"The original portolan maps would have been drawn on animal hide parchments, usually sheep or goat skin, of limited size," he explained. "For a coastline the length of eastern Australia, some 3,500 kms, they would have been 3 to 4 charts."
"The Vallard cartographer has put these individual charts together like a jigsaw puzzle. Without clear compass markings its possible to join the southern chart in two different ways. My theory is it had been wrongly joined."
Using a computer Trickett rotated the southern part of the Vallard map 90 degrees to produce a map which accurately depicts Australias east coast.

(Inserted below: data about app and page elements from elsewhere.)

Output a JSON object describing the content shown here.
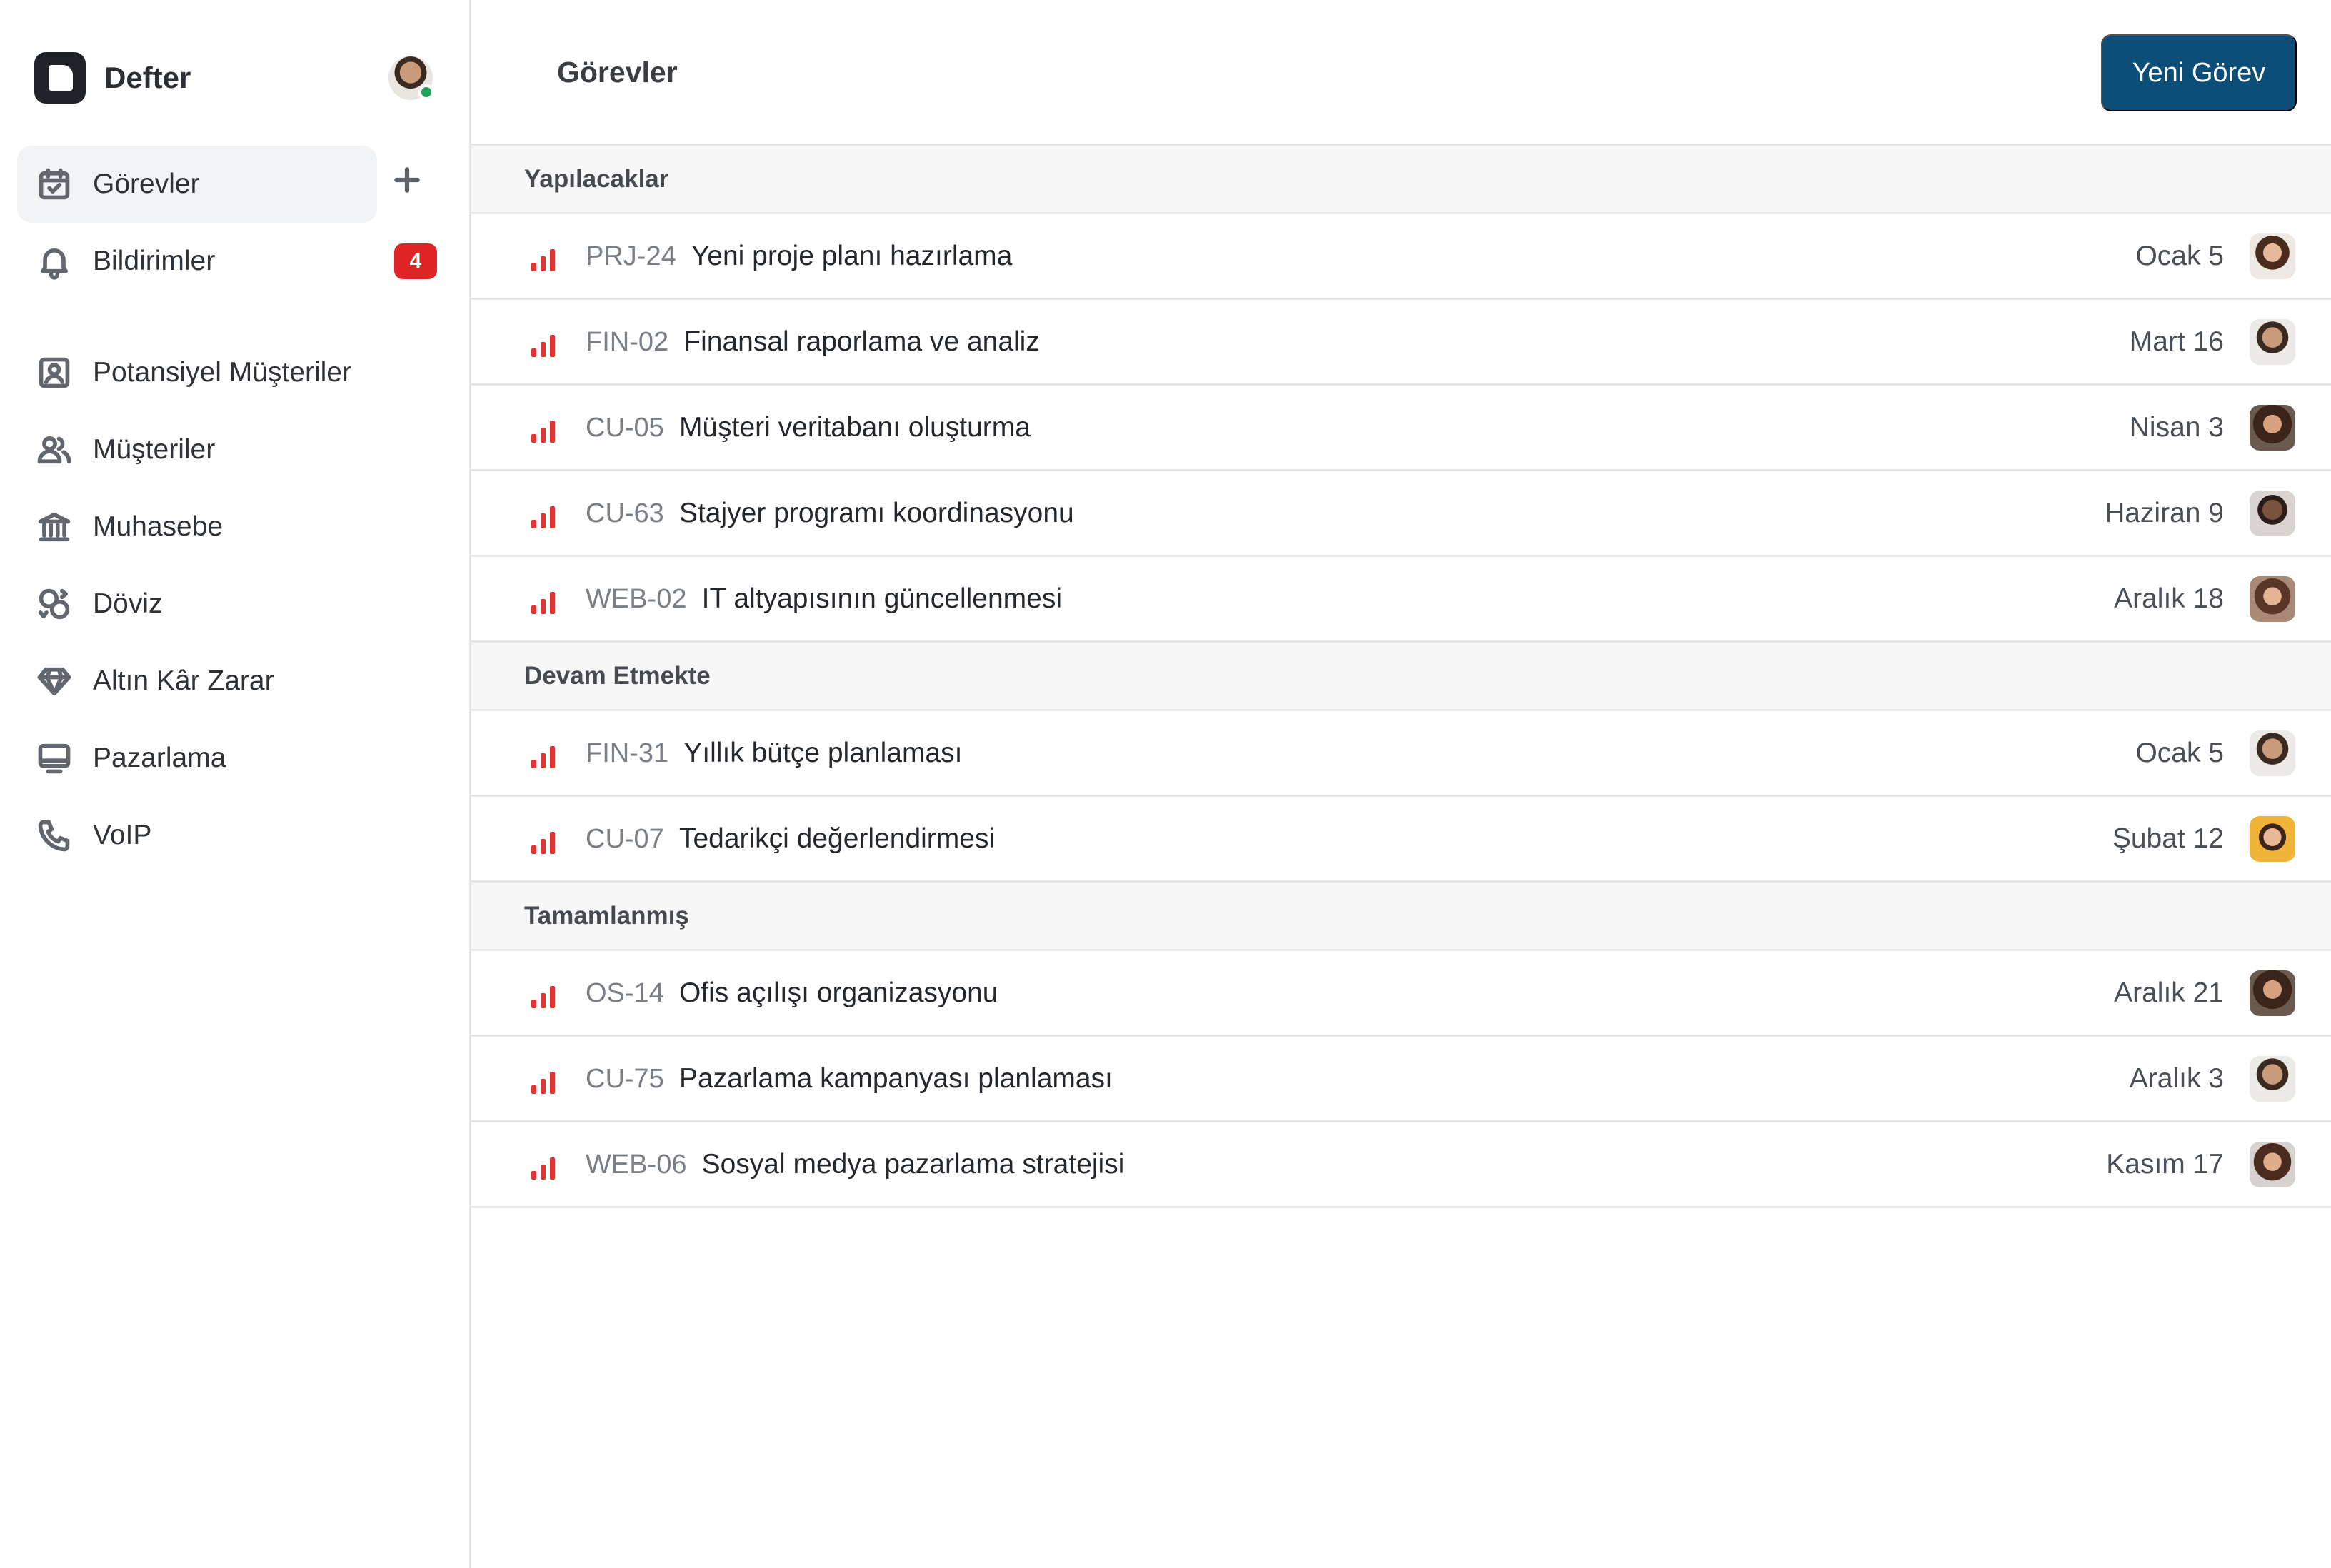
{
  "brand": {
    "name": "Defter"
  },
  "sidebar": {
    "items": [
      {
        "label": "Görevler",
        "icon": "calendar-check-icon"
      },
      {
        "label": "Bildirimler",
        "icon": "bell-icon",
        "badge": "4"
      },
      {
        "label": "Potansiyel Müşteriler",
        "icon": "contact-card-icon"
      },
      {
        "label": "Müşteriler",
        "icon": "users-icon"
      },
      {
        "label": "Muhasebe",
        "icon": "bank-icon"
      },
      {
        "label": "Döviz",
        "icon": "currency-exchange-icon"
      },
      {
        "label": "Altın Kâr Zarar",
        "icon": "diamond-icon"
      },
      {
        "label": "Pazarlama",
        "icon": "monitor-icon"
      },
      {
        "label": "VoIP",
        "icon": "phone-icon"
      }
    ]
  },
  "header": {
    "title": "Görevler",
    "new_button": "Yeni Görev"
  },
  "groups": [
    {
      "title": "Yapılacaklar",
      "tasks": [
        {
          "id": "PRJ-24",
          "title": "Yeni proje planı hazırlama",
          "date": "Ocak 5"
        },
        {
          "id": "FIN-02",
          "title": "Finansal raporlama ve analiz",
          "date": "Mart 16"
        },
        {
          "id": "CU-05",
          "title": "Müşteri veritabanı oluşturma",
          "date": "Nisan 3"
        },
        {
          "id": "CU-63",
          "title": "Stajyer programı koordinasyonu",
          "date": "Haziran 9"
        },
        {
          "id": "WEB-02",
          "title": "IT altyapısının güncellenmesi",
          "date": "Aralık 18"
        }
      ]
    },
    {
      "title": "Devam Etmekte",
      "tasks": [
        {
          "id": "FIN-31",
          "title": "Yıllık bütçe planlaması",
          "date": "Ocak 5"
        },
        {
          "id": "CU-07",
          "title": "Tedarikçi değerlendirmesi",
          "date": "Şubat 12"
        }
      ]
    },
    {
      "title": "Tamamlanmış",
      "tasks": [
        {
          "id": "OS-14",
          "title": "Ofis açılışı organizasyonu",
          "date": "Aralık 21"
        },
        {
          "id": "CU-75",
          "title": "Pazarlama kampanyası planlaması",
          "date": "Aralık 3"
        },
        {
          "id": "WEB-06",
          "title": "Sosyal medya pazarlama stratejisi",
          "date": "Kasım 17"
        }
      ]
    }
  ],
  "colors": {
    "accent": "#0d4e79",
    "priority": "#e13434",
    "badge": "#de2424",
    "online": "#22a35a"
  }
}
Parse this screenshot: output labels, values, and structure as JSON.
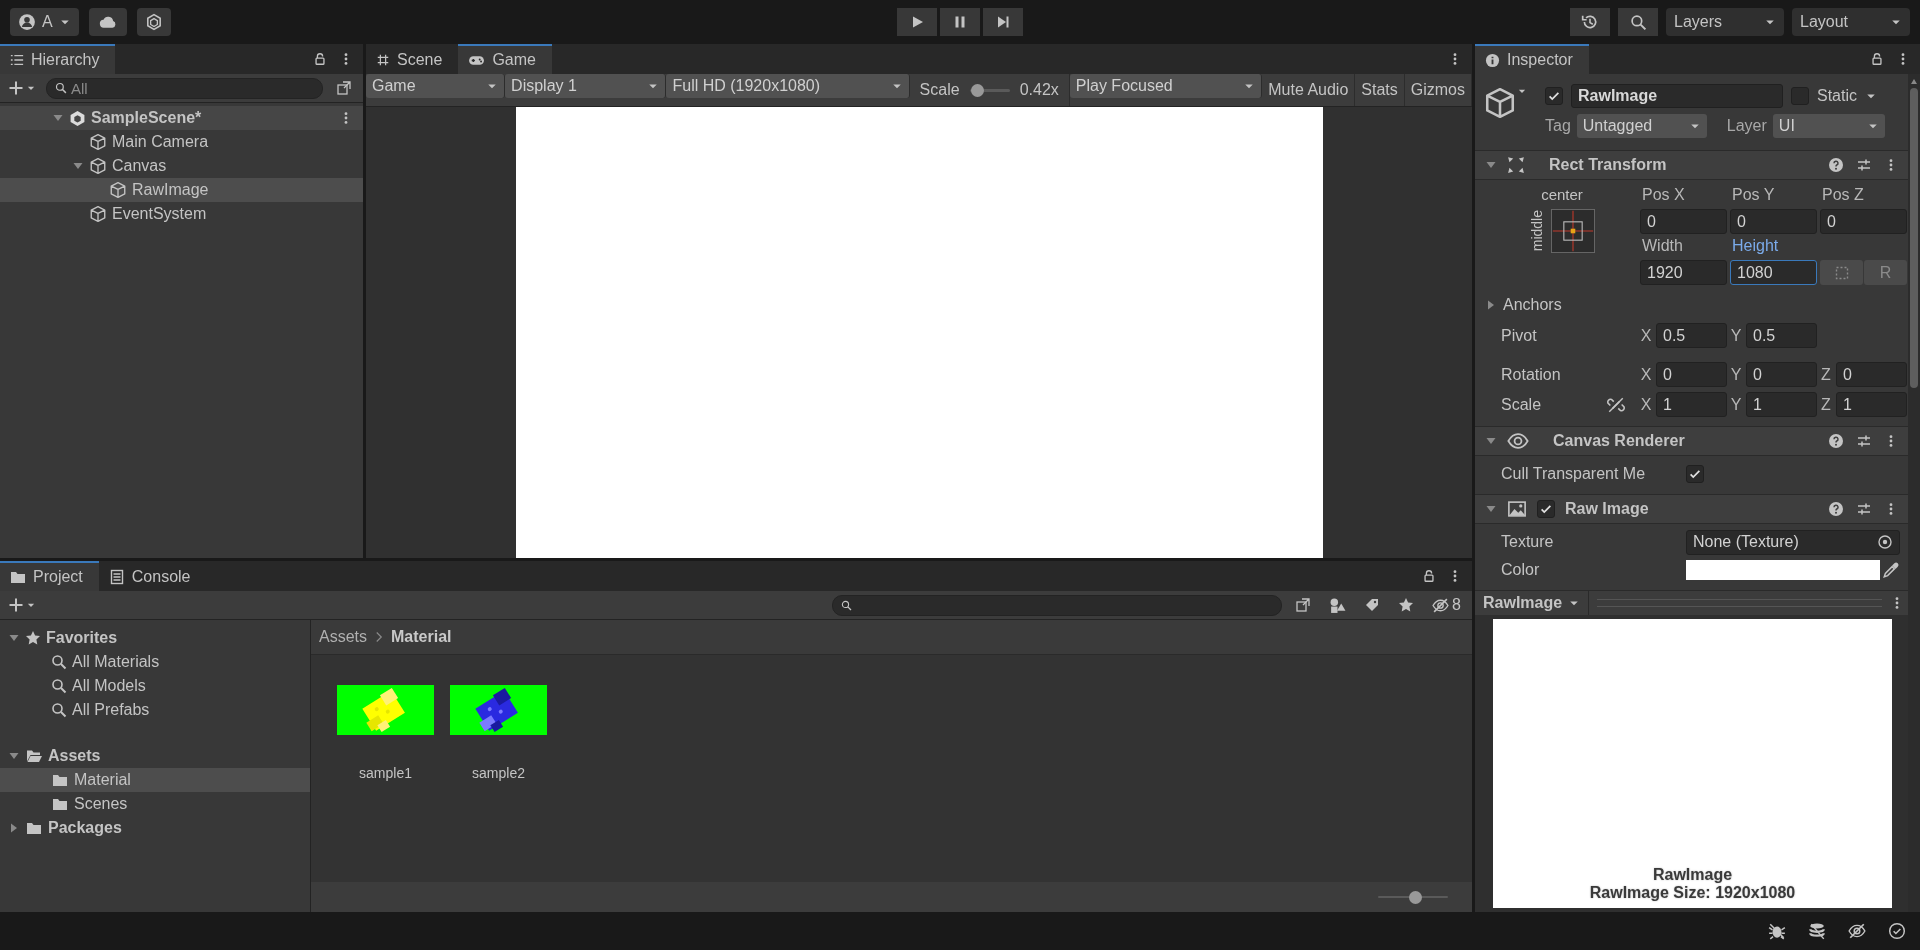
{
  "toolbar": {
    "account": "A",
    "layers": "Layers",
    "layout": "Layout"
  },
  "hierarchy": {
    "title": "Hierarchy",
    "search_placeholder": "All",
    "tree": [
      {
        "label": "SampleScene*",
        "kind": "scene",
        "expanded": true,
        "selected": false,
        "children": [
          {
            "label": "Main Camera",
            "kind": "object",
            "selected": false
          },
          {
            "label": "Canvas",
            "kind": "object",
            "expanded": true,
            "selected": false,
            "children": [
              {
                "label": "RawImage",
                "kind": "object",
                "selected": true
              }
            ]
          },
          {
            "label": "EventSystem",
            "kind": "object",
            "selected": false
          }
        ]
      }
    ]
  },
  "game": {
    "tabs": [
      {
        "label": "Scene",
        "kind": "scene",
        "selected": false
      },
      {
        "label": "Game",
        "kind": "game",
        "selected": true
      }
    ],
    "controls": [
      {
        "kind": "dropdown",
        "label": "Game"
      },
      {
        "kind": "dropdown",
        "label": "Display 1"
      },
      {
        "kind": "dropdown",
        "label": "Full HD (1920x1080)"
      },
      {
        "kind": "slider",
        "label": "Scale",
        "level": 0.05,
        "reading": "0.42x"
      },
      {
        "kind": "dropdown",
        "label": "Play Focused"
      },
      {
        "kind": "toggle",
        "label": "Mute Audio"
      },
      {
        "kind": "toggle",
        "label": "Stats"
      },
      {
        "kind": "toggle",
        "label": "Gizmos"
      }
    ]
  },
  "project": {
    "tabs": [
      {
        "label": "Project",
        "kind": "project",
        "selected": true
      },
      {
        "label": "Console",
        "kind": "console",
        "selected": false
      }
    ],
    "hidden_count": "8",
    "tree": [
      {
        "label": "Favorites",
        "kind": "favorites",
        "expanded": true,
        "selected": false,
        "children": [
          {
            "label": "All Materials",
            "kind": "search",
            "selected": false
          },
          {
            "label": "All Models",
            "kind": "search",
            "selected": false
          },
          {
            "label": "All Prefabs",
            "kind": "search",
            "selected": false
          }
        ]
      },
      {
        "label": "Assets",
        "kind": "folder",
        "expanded": true,
        "selected": false,
        "children": [
          {
            "label": "Material",
            "kind": "folder",
            "selected": true
          },
          {
            "label": "Scenes",
            "kind": "folder",
            "selected": false
          }
        ]
      },
      {
        "label": "Packages",
        "kind": "folder",
        "expanded": false,
        "selected": false
      }
    ],
    "breadcrumb": [
      "Assets",
      "Material"
    ],
    "assets": [
      {
        "name": "sample1",
        "kind": "picture"
      },
      {
        "name": "sample2",
        "kind": "picture"
      }
    ],
    "icon_size": {
      "level": 0.55
    }
  },
  "inspector": {
    "title": "Inspector",
    "object": {
      "active": true,
      "name": "RawImage",
      "static": false,
      "static_label": "Static",
      "tag_label": "Tag",
      "tag": "Untagged",
      "layer_label": "Layer",
      "layer": "UI"
    },
    "rect_transform": {
      "title": "Rect Transform",
      "expanded": true,
      "anchor_h": "center",
      "anchor_v": "middle",
      "position": [
        {
          "label": "Pos X",
          "value": "0",
          "focused": false
        },
        {
          "label": "Pos Y",
          "value": "0",
          "focused": false
        },
        {
          "label": "Pos Z",
          "value": "0",
          "focused": false
        }
      ],
      "size": [
        {
          "label": "Width",
          "value": "1920",
          "focused": false
        },
        {
          "label": "Height",
          "value": "1080",
          "focused": true
        }
      ],
      "raw_button": "R",
      "anchors": {
        "label": "Anchors",
        "expanded": false
      },
      "vectors": [
        {
          "label": "Pivot",
          "kind": "plain",
          "axes": [
            {
              "axis": "X",
              "value": "0.5"
            },
            {
              "axis": "Y",
              "value": "0.5"
            }
          ]
        },
        {
          "label": "Rotation",
          "kind": "plain",
          "axes": [
            {
              "axis": "X",
              "value": "0"
            },
            {
              "axis": "Y",
              "value": "0"
            },
            {
              "axis": "Z",
              "value": "0"
            }
          ]
        },
        {
          "label": "Scale",
          "kind": "linked",
          "axes": [
            {
              "axis": "X",
              "value": "1"
            },
            {
              "axis": "Y",
              "value": "1"
            },
            {
              "axis": "Z",
              "value": "1"
            }
          ]
        }
      ]
    },
    "components": [
      {
        "title": "Canvas Renderer",
        "kind": "canvas_renderer",
        "expanded": true,
        "fields": [
          {
            "label": "Cull Transparent Me",
            "kind": "checkbox",
            "checked": true
          }
        ]
      },
      {
        "title": "Raw Image",
        "kind": "raw_image",
        "expanded": true,
        "enabled": true,
        "fields": [
          {
            "label": "Texture",
            "kind": "object",
            "value": "None (Texture)"
          },
          {
            "label": "Color",
            "kind": "color",
            "color": "#ffffff"
          }
        ]
      }
    ],
    "preview": {
      "title": "RawImage",
      "captions": [
        "RawImage",
        "RawImage Size: 1920x1080"
      ]
    }
  }
}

"They provided stunning proof that Portuguese ships made these daring voyages of discovery in the early 1520s, just a few years after they had sailed north of Australia to reach the Spice Islands -- the Moluccas. This was a century before the Dutch and 250 years before Captain Cook," he said.
Trickett believes the original charts were made by Mendonca who set sail from the Portuguese base at Malacca with four ships on a secret mission to discover Marco Polos "Island of Gold" south of Java.
If Trickett is right, Mendoncas map shows he sailed past Fraser Island off Australias northeast coast, into Botany Bay in Sydney, and south to Kangaroo Island off southern Australia, before returning to Malacca via New Zealands north island.
Mendoncas discovery was kept secret to prevent other European powers reaching the new land, said Trickett, who believes his theory is supported by discoveries of 16th century Portuguese artifacts on the Australian and New Zealand coasts.
Source: Reuters, http://www.reuters.com/